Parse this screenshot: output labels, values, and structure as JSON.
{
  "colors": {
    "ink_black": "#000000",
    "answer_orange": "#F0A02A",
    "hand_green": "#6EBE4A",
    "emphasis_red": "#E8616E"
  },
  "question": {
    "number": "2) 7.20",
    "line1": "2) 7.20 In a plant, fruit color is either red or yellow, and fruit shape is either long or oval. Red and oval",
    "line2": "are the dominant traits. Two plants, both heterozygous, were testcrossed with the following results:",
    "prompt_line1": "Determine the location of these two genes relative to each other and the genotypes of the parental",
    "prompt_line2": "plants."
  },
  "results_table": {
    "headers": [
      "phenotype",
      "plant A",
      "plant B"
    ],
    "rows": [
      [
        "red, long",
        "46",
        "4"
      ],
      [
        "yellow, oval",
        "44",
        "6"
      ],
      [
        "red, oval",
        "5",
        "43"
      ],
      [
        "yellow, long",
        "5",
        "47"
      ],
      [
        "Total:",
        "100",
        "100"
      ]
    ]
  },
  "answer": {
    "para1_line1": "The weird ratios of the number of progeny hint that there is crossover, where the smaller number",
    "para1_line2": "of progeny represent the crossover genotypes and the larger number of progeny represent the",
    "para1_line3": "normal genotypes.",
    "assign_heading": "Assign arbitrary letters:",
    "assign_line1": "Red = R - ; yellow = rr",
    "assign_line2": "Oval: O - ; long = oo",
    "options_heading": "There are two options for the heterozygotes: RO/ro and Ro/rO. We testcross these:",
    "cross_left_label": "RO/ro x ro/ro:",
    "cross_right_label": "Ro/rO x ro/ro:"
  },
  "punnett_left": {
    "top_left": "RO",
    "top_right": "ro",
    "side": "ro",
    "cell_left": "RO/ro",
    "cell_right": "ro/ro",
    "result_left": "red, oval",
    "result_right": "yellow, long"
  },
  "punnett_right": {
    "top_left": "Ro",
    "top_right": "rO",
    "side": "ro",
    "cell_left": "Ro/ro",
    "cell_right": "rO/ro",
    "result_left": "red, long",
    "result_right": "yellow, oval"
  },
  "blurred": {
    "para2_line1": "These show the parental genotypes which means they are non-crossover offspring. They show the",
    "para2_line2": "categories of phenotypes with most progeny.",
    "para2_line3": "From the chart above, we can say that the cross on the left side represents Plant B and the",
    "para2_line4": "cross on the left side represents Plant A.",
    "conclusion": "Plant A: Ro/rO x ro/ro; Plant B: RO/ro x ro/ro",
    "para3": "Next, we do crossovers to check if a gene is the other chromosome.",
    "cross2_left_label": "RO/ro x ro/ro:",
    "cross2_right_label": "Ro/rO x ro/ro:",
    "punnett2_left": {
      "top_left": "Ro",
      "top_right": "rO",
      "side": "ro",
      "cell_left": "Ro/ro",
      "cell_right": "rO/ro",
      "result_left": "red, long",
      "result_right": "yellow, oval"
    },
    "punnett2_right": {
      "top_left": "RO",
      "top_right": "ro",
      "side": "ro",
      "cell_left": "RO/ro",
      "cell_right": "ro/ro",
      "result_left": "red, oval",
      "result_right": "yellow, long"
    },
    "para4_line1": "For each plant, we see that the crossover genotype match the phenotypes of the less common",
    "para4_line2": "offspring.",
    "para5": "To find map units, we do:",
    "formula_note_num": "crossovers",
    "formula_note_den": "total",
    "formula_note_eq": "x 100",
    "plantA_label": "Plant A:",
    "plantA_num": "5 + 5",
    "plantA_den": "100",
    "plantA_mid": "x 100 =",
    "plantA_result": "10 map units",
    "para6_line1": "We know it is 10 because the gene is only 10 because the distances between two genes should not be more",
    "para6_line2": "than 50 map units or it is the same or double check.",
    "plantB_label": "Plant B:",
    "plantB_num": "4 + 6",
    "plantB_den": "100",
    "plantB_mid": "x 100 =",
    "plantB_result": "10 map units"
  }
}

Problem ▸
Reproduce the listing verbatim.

Answer to this exercise ▸
Parse this screenshot: output labels, values, and structure as JSON.
{
  "colors": {
    "ink_black": "#000000",
    "answer_orange": "#F0A02A",
    "hand_green": "#6EBE4A",
    "emphasis_red": "#E8616E"
  },
  "question": {
    "number": "2) 7.20",
    "line1": "2) 7.20 In a plant, fruit color is either red or yellow, and fruit shape is either long or oval. Red and oval",
    "line2": "are the dominant traits. Two plants, both heterozygous, were testcrossed with the following results:",
    "prompt_line1": "Determine the location of these two genes relative to each other and the genotypes of the parental",
    "prompt_line2": "plants."
  },
  "results_table": {
    "headers": [
      "phenotype",
      "plant A",
      "plant B"
    ],
    "rows": [
      [
        "red, long",
        "46",
        "4"
      ],
      [
        "yellow, oval",
        "44",
        "6"
      ],
      [
        "red, oval",
        "5",
        "43"
      ],
      [
        "yellow, long",
        "5",
        "47"
      ],
      [
        "Total:",
        "100",
        "100"
      ]
    ]
  },
  "answer": {
    "para1_line1": "The weird ratios of the number of progeny hint that there is crossover, where the smaller number",
    "para1_line2": "of progeny represent the crossover genotypes and the larger number of progeny represent the",
    "para1_line3": "normal genotypes.",
    "assign_heading": "Assign arbitrary letters:",
    "assign_line1": "Red = R - ; yellow = rr",
    "assign_line2": "Oval: O - ; long = oo",
    "options_heading": "There are two options for the heterozygotes: RO/ro and Ro/rO. We testcross these:",
    "cross_left_label": "RO/ro x ro/ro:",
    "cross_right_label": "Ro/rO x ro/ro:"
  },
  "punnett_left": {
    "top_left": "RO",
    "top_right": "ro",
    "side": "ro",
    "cell_left": "RO/ro",
    "cell_right": "ro/ro",
    "result_left": "red, oval",
    "result_right": "yellow, long"
  },
  "punnett_right": {
    "top_left": "Ro",
    "top_right": "rO",
    "side": "ro",
    "cell_left": "Ro/ro",
    "cell_right": "rO/ro",
    "result_left": "red, long",
    "result_right": "yellow, oval"
  },
  "blurred": {
    "para2_line1": "These show the parental genotypes which means they are non-crossover offspring. They show the",
    "para2_line2": "categories of phenotypes with most progeny.",
    "para2_line3": "From the chart above, we can say that the cross on the left side represents Plant B and the",
    "para2_line4": "cross on the left side represents Plant A.",
    "conclusion": "Plant A: Ro/rO x ro/ro; Plant B: RO/ro x ro/ro",
    "para3": "Next, we do crossovers to check if a gene is the other chromosome.",
    "cross2_left_label": "RO/ro x ro/ro:",
    "cross2_right_label": "Ro/rO x ro/ro:",
    "punnett2_left": {
      "top_left": "Ro",
      "top_right": "rO",
      "side": "ro",
      "cell_left": "Ro/ro",
      "cell_right": "rO/ro",
      "result_left": "red, long",
      "result_right": "yellow, oval"
    },
    "punnett2_right": {
      "top_left": "RO",
      "top_right": "ro",
      "side": "ro",
      "cell_left": "RO/ro",
      "cell_right": "ro/ro",
      "result_left": "red, oval",
      "result_right": "yellow, long"
    },
    "para4_line1": "For each plant, we see that the crossover genotype match the phenotypes of the less common",
    "para4_line2": "offspring.",
    "para5": "To find map units, we do:",
    "formula_note_num": "crossovers",
    "formula_note_den": "total",
    "formula_note_eq": "x 100",
    "plantA_label": "Plant A:",
    "plantA_num": "5 + 5",
    "plantA_den": "100",
    "plantA_mid": "x 100 =",
    "plantA_result": "10 map units",
    "para6_line1": "We know it is 10 because the gene is only 10 because the distances between two genes should not be more",
    "para6_line2": "than 50 map units or it is the same or double check.",
    "plantB_label": "Plant B:",
    "plantB_num": "4 + 6",
    "plantB_den": "100",
    "plantB_mid": "x 100 =",
    "plantB_result": "10 map units"
  }
}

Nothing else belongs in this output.